Because development impact bonds are not yet a mainstream investment instrument, and still relatively new in emerging markets, our investment requires some explanation of what impact bonds are, why they’re needed, and why we at British International Investment have a role in supporting them.
commitment to the SDG Outcomes Fund
Financial return contingent on impact
The first step is to understand the growing use of a ‘payment-by-results’ approach for donor aid provided to lower and middle-income countries.
Under this approach, the payments from a donor, such as a government or development agency, to a delivery consortium providing services, such as an NGO or social enterprise, are contingent on achieving quantifiable impact.
This focus on impact is to help ensure a high quality of service provision and maximise donor spending. However, it also means delivery consortiums have an upfront capital need, as they’re required to finance the roll-out of the initial programme before any impact is generated and cashflow has begun.
And it’s that upfront need for capital that leads to the creation of development impact bonds.
Development impact bonds follow a similar model to social impact bonds, which were first launched by the UK Government in 2010 as a new way of funding public services and tackling complex social issues.
They usually involve three actors. First, the investors, who provide the upfront capital required to finance the delivery of services. Second, the delivery consortium providing these services. And third, the donor paying for the impact achieved.
Once the investor has provided upfront capital, the delivery consortium is able to deliver a service. These services create positive impact for targeted beneficiaries, and if sufficient, this impact triggers payment from the donor to the investor. So ultimately, the investor’s return is contingent on the delivery of quantifiable and measurable impact.
Bringing greater collaboration to deliver better outcomes
What are the benefits of this model? Because it’s based on all parties entering into a contract based on specific impact goals, it helps to drive greater collaboration between stakeholders, as it keeps all parties accountable for and focused on delivering better outcomes. This collaboration leads to delivery innovation, improved results and better value-for-money from existing services.
Donors benefit from the fact they pay when impact is achieved, rather than providing upfront capital for projects before they’ve achieved impact. Delivery consortiums are incentivised to deliver the best possible outcomes for service users whilst benefitting from upfront capital and financial security throughout the contract. This in turn gives them the flexibility to adapt and tailor their programmes based on a deepened understanding of what solutions deliver the best results. For investors, it provides a mechanism to support projects that go beyond just financial returns and deliver real social impact.
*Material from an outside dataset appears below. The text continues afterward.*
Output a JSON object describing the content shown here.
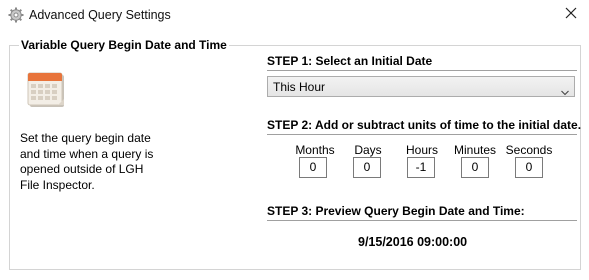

Impact bonds are complex and require a high level of commitment and resource from all three parties involved. Therefore, they aren’t a universal solution to donor aid or government spending. However, in the right circumstances, they are already helping donor organisations deliver impact across a range of sectors, and in different countries.
of capital raised by impact bonds since 2010
A growing trend
Since 2010, the market for impact bonds has grown significantly, and to date, 239 impact bonds have raised $463 million of capital across 39 countries.
While only 27 of these have been in lower and middle-income countries, they have started gaining traction in these markets. Impact bonds in these countries account for a significant proportion of the total beneficiaries globally. For example, three impact bonds in India alone are seeking to serve 850,000 people. This highlights the potential of impact bonds to benefit many people in emerging markets.
27 out of 239
impact bonds have been developed in low and middle-income countries
Why a role for BII?
While impact bonds are still a new investment instrument in emerging markets, they have the potential to provide flexibility to delivery consortiums in the way funding is sourced, as well as deepen the impact achieved.
They are relevant to our role as an impact investor in emerging markets for several reasons.
First, they target some of the most challenging sectors and geographies, as well as underserved and vulnerable communities – where we’re aiming to have an impact and change lives. This means they provide us with opportunities to reach areas and communities that are a priority to us, but where it’s sometimes challenging to reach through other investment strategies.
Second, they are impact-driven, explicitly linking the investment’s financial return to the social or environmental outcomes achieved.
And third, they take an innovative approach to managing this impact. That’s because through real-time measurement of impact data, all of those involved can develop an understanding of what is working and not working. Programmes can then be adapted during delivery to maximise impact.